(Dataset rows for apps and sites)
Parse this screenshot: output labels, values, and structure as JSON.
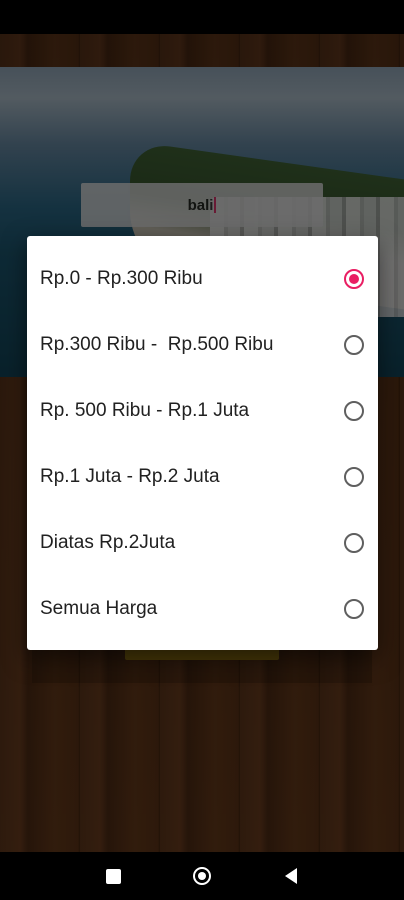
{
  "search": {
    "value": "bali"
  },
  "price_dialog": {
    "options": [
      {
        "label": "Rp.0 - Rp.300 Ribu",
        "selected": true
      },
      {
        "label": "Rp.300 Ribu -  Rp.500 Ribu",
        "selected": false
      },
      {
        "label": "Rp. 500 Ribu - Rp.1 Juta",
        "selected": false
      },
      {
        "label": "Rp.1 Juta - Rp.2 Juta",
        "selected": false
      },
      {
        "label": "Diatas Rp.2Juta",
        "selected": false
      },
      {
        "label": "Semua Harga",
        "selected": false
      }
    ]
  },
  "colors": {
    "accent": "#e91e63",
    "dialog_bg": "#ffffff",
    "button_gold": "#9b7a12"
  },
  "nav": {
    "icons": [
      "square-icon",
      "circle-home-icon",
      "triangle-back-icon"
    ]
  }
}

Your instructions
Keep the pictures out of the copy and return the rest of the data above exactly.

Answer to this task
Parse this screenshot: output labels, values, and structure as JSON.
{
  "search": {
    "value": "bali"
  },
  "price_dialog": {
    "options": [
      {
        "label": "Rp.0 - Rp.300 Ribu",
        "selected": true
      },
      {
        "label": "Rp.300 Ribu -  Rp.500 Ribu",
        "selected": false
      },
      {
        "label": "Rp. 500 Ribu - Rp.1 Juta",
        "selected": false
      },
      {
        "label": "Rp.1 Juta - Rp.2 Juta",
        "selected": false
      },
      {
        "label": "Diatas Rp.2Juta",
        "selected": false
      },
      {
        "label": "Semua Harga",
        "selected": false
      }
    ]
  },
  "colors": {
    "accent": "#e91e63",
    "dialog_bg": "#ffffff",
    "button_gold": "#9b7a12"
  },
  "nav": {
    "icons": [
      "square-icon",
      "circle-home-icon",
      "triangle-back-icon"
    ]
  }
}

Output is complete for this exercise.